#### Data to examine
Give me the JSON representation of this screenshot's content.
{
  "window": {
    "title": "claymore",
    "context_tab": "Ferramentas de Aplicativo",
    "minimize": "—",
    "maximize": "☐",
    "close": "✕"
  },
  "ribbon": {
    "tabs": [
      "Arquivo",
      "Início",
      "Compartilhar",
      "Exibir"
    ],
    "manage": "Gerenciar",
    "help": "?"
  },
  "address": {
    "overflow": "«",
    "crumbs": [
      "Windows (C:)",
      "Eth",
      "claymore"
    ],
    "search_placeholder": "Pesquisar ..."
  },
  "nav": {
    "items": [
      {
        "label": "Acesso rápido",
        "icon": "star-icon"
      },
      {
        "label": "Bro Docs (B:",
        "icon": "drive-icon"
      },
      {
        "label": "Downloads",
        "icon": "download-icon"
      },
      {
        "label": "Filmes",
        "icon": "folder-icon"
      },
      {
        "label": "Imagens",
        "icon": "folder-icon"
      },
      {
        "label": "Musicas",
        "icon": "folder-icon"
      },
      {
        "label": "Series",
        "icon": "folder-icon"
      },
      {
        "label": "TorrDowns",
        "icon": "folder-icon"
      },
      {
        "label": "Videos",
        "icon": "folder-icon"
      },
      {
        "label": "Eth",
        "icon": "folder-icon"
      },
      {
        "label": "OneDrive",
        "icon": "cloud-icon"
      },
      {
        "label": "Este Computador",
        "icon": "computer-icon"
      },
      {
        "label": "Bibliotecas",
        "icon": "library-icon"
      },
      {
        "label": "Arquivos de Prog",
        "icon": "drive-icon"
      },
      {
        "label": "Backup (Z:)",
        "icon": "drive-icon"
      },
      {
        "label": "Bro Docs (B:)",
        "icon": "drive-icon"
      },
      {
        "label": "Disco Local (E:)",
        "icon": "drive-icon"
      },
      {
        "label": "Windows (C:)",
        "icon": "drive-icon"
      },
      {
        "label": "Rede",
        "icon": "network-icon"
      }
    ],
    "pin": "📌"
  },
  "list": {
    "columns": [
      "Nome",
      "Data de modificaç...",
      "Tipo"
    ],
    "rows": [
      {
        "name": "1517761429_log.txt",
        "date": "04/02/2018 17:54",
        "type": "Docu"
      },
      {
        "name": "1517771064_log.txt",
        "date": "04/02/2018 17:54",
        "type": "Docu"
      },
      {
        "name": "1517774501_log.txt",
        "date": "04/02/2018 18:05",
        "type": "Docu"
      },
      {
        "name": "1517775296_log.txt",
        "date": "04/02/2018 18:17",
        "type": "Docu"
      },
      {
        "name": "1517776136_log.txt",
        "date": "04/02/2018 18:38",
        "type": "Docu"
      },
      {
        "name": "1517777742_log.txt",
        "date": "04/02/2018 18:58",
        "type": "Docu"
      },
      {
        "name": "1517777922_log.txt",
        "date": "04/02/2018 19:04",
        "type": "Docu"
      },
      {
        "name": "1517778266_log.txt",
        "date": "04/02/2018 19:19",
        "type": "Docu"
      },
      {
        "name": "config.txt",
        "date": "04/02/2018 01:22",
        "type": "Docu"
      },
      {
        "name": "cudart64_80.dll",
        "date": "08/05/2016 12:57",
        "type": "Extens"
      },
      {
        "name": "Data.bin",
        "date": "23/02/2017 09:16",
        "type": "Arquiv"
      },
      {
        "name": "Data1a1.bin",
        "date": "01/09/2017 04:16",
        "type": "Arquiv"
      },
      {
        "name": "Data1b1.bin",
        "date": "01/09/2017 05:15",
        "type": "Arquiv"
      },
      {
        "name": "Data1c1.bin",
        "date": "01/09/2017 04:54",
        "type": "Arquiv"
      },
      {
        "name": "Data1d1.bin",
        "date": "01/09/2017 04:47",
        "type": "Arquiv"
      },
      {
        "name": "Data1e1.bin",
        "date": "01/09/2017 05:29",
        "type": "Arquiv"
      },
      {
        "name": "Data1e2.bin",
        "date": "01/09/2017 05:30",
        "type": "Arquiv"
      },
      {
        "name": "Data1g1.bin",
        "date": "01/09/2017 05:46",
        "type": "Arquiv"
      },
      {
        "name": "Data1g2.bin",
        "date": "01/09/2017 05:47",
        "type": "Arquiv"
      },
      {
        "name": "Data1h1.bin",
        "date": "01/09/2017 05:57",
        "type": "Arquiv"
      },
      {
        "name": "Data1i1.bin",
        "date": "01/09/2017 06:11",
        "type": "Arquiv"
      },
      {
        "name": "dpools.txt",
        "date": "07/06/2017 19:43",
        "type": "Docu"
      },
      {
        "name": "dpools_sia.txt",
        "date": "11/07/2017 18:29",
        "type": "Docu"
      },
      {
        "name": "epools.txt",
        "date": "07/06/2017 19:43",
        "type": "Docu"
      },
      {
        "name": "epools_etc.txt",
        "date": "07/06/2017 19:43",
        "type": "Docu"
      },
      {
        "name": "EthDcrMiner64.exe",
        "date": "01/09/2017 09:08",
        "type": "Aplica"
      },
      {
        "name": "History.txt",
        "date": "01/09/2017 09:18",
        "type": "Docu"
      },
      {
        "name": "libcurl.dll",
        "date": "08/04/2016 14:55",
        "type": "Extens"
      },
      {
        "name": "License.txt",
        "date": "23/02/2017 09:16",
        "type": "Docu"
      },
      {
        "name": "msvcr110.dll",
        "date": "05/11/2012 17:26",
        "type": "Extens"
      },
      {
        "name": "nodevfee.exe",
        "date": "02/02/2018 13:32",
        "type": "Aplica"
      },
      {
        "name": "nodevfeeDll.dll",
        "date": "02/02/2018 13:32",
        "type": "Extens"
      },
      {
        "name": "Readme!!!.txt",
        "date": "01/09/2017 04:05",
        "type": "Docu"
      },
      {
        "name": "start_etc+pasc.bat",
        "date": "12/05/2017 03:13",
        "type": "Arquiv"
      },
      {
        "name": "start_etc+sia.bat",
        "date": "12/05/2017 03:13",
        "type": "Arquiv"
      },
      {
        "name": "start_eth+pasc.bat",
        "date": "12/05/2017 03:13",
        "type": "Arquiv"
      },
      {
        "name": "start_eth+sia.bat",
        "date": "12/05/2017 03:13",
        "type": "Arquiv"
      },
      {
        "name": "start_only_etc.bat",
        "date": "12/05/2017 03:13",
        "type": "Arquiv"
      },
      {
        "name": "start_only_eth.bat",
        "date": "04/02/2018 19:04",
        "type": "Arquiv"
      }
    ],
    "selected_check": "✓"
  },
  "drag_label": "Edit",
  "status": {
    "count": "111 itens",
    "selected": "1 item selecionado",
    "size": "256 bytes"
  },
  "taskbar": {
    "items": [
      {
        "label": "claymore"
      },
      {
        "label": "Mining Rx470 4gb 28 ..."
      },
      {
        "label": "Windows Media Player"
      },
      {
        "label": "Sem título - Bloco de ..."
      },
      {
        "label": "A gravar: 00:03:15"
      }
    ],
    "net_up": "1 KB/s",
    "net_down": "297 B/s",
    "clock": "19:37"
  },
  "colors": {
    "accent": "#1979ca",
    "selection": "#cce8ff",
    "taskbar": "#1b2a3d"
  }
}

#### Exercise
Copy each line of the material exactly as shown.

#### Worked solution
Give me the JSON representation of this screenshot's content.
{
  "window": {
    "title": "claymore",
    "context_tab": "Ferramentas de Aplicativo",
    "minimize": "—",
    "maximize": "☐",
    "close": "✕"
  },
  "ribbon": {
    "tabs": [
      "Arquivo",
      "Início",
      "Compartilhar",
      "Exibir"
    ],
    "manage": "Gerenciar",
    "help": "?"
  },
  "address": {
    "overflow": "«",
    "crumbs": [
      "Windows (C:)",
      "Eth",
      "claymore"
    ],
    "search_placeholder": "Pesquisar ..."
  },
  "nav": {
    "items": [
      {
        "label": "Acesso rápido",
        "icon": "star-icon"
      },
      {
        "label": "Bro Docs (B:",
        "icon": "drive-icon"
      },
      {
        "label": "Downloads",
        "icon": "download-icon"
      },
      {
        "label": "Filmes",
        "icon": "folder-icon"
      },
      {
        "label": "Imagens",
        "icon": "folder-icon"
      },
      {
        "label": "Musicas",
        "icon": "folder-icon"
      },
      {
        "label": "Series",
        "icon": "folder-icon"
      },
      {
        "label": "TorrDowns",
        "icon": "folder-icon"
      },
      {
        "label": "Videos",
        "icon": "folder-icon"
      },
      {
        "label": "Eth",
        "icon": "folder-icon"
      },
      {
        "label": "OneDrive",
        "icon": "cloud-icon"
      },
      {
        "label": "Este Computador",
        "icon": "computer-icon"
      },
      {
        "label": "Bibliotecas",
        "icon": "library-icon"
      },
      {
        "label": "Arquivos de Prog",
        "icon": "drive-icon"
      },
      {
        "label": "Backup (Z:)",
        "icon": "drive-icon"
      },
      {
        "label": "Bro Docs (B:)",
        "icon": "drive-icon"
      },
      {
        "label": "Disco Local (E:)",
        "icon": "drive-icon"
      },
      {
        "label": "Windows (C:)",
        "icon": "drive-icon"
      },
      {
        "label": "Rede",
        "icon": "network-icon"
      }
    ],
    "pin": "📌"
  },
  "list": {
    "columns": [
      "Nome",
      "Data de modificaç...",
      "Tipo"
    ],
    "rows": [
      {
        "name": "1517761429_log.txt",
        "date": "04/02/2018 17:54",
        "type": "Docu"
      },
      {
        "name": "1517771064_log.txt",
        "date": "04/02/2018 17:54",
        "type": "Docu"
      },
      {
        "name": "1517774501_log.txt",
        "date": "04/02/2018 18:05",
        "type": "Docu"
      },
      {
        "name": "1517775296_log.txt",
        "date": "04/02/2018 18:17",
        "type": "Docu"
      },
      {
        "name": "1517776136_log.txt",
        "date": "04/02/2018 18:38",
        "type": "Docu"
      },
      {
        "name": "1517777742_log.txt",
        "date": "04/02/2018 18:58",
        "type": "Docu"
      },
      {
        "name": "1517777922_log.txt",
        "date": "04/02/2018 19:04",
        "type": "Docu"
      },
      {
        "name": "1517778266_log.txt",
        "date": "04/02/2018 19:19",
        "type": "Docu"
      },
      {
        "name": "config.txt",
        "date": "04/02/2018 01:22",
        "type": "Docu"
      },
      {
        "name": "cudart64_80.dll",
        "date": "08/05/2016 12:57",
        "type": "Extens"
      },
      {
        "name": "Data.bin",
        "date": "23/02/2017 09:16",
        "type": "Arquiv"
      },
      {
        "name": "Data1a1.bin",
        "date": "01/09/2017 04:16",
        "type": "Arquiv"
      },
      {
        "name": "Data1b1.bin",
        "date": "01/09/2017 05:15",
        "type": "Arquiv"
      },
      {
        "name": "Data1c1.bin",
        "date": "01/09/2017 04:54",
        "type": "Arquiv"
      },
      {
        "name": "Data1d1.bin",
        "date": "01/09/2017 04:47",
        "type": "Arquiv"
      },
      {
        "name": "Data1e1.bin",
        "date": "01/09/2017 05:29",
        "type": "Arquiv"
      },
      {
        "name": "Data1e2.bin",
        "date": "01/09/2017 05:30",
        "type": "Arquiv"
      },
      {
        "name": "Data1g1.bin",
        "date": "01/09/2017 05:46",
        "type": "Arquiv"
      },
      {
        "name": "Data1g2.bin",
        "date": "01/09/2017 05:47",
        "type": "Arquiv"
      },
      {
        "name": "Data1h1.bin",
        "date": "01/09/2017 05:57",
        "type": "Arquiv"
      },
      {
        "name": "Data1i1.bin",
        "date": "01/09/2017 06:11",
        "type": "Arquiv"
      },
      {
        "name": "dpools.txt",
        "date": "07/06/2017 19:43",
        "type": "Docu"
      },
      {
        "name": "dpools_sia.txt",
        "date": "11/07/2017 18:29",
        "type": "Docu"
      },
      {
        "name": "epools.txt",
        "date": "07/06/2017 19:43",
        "type": "Docu"
      },
      {
        "name": "epools_etc.txt",
        "date": "07/06/2017 19:43",
        "type": "Docu"
      },
      {
        "name": "EthDcrMiner64.exe",
        "date": "01/09/2017 09:08",
        "type": "Aplica"
      },
      {
        "name": "History.txt",
        "date": "01/09/2017 09:18",
        "type": "Docu"
      },
      {
        "name": "libcurl.dll",
        "date": "08/04/2016 14:55",
        "type": "Extens"
      },
      {
        "name": "License.txt",
        "date": "23/02/2017 09:16",
        "type": "Docu"
      },
      {
        "name": "msvcr110.dll",
        "date": "05/11/2012 17:26",
        "type": "Extens"
      },
      {
        "name": "nodevfee.exe",
        "date": "02/02/2018 13:32",
        "type": "Aplica"
      },
      {
        "name": "nodevfeeDll.dll",
        "date": "02/02/2018 13:32",
        "type": "Extens"
      },
      {
        "name": "Readme!!!.txt",
        "date": "01/09/2017 04:05",
        "type": "Docu"
      },
      {
        "name": "start_etc+pasc.bat",
        "date": "12/05/2017 03:13",
        "type": "Arquiv"
      },
      {
        "name": "start_etc+sia.bat",
        "date": "12/05/2017 03:13",
        "type": "Arquiv"
      },
      {
        "name": "start_eth+pasc.bat",
        "date": "12/05/2017 03:13",
        "type": "Arquiv"
      },
      {
        "name": "start_eth+sia.bat",
        "date": "12/05/2017 03:13",
        "type": "Arquiv"
      },
      {
        "name": "start_only_etc.bat",
        "date": "12/05/2017 03:13",
        "type": "Arquiv"
      },
      {
        "name": "start_only_eth.bat",
        "date": "04/02/2018 19:04",
        "type": "Arquiv"
      }
    ],
    "selected_check": "✓"
  },
  "drag_label": "Edit",
  "status": {
    "count": "111 itens",
    "selected": "1 item selecionado",
    "size": "256 bytes"
  },
  "taskbar": {
    "items": [
      {
        "label": "claymore"
      },
      {
        "label": "Mining Rx470 4gb 28 ..."
      },
      {
        "label": "Windows Media Player"
      },
      {
        "label": "Sem título - Bloco de ..."
      },
      {
        "label": "A gravar: 00:03:15"
      }
    ],
    "net_up": "1 KB/s",
    "net_down": "297 B/s",
    "clock": "19:37"
  },
  "colors": {
    "accent": "#1979ca",
    "selection": "#cce8ff",
    "taskbar": "#1b2a3d"
  }
}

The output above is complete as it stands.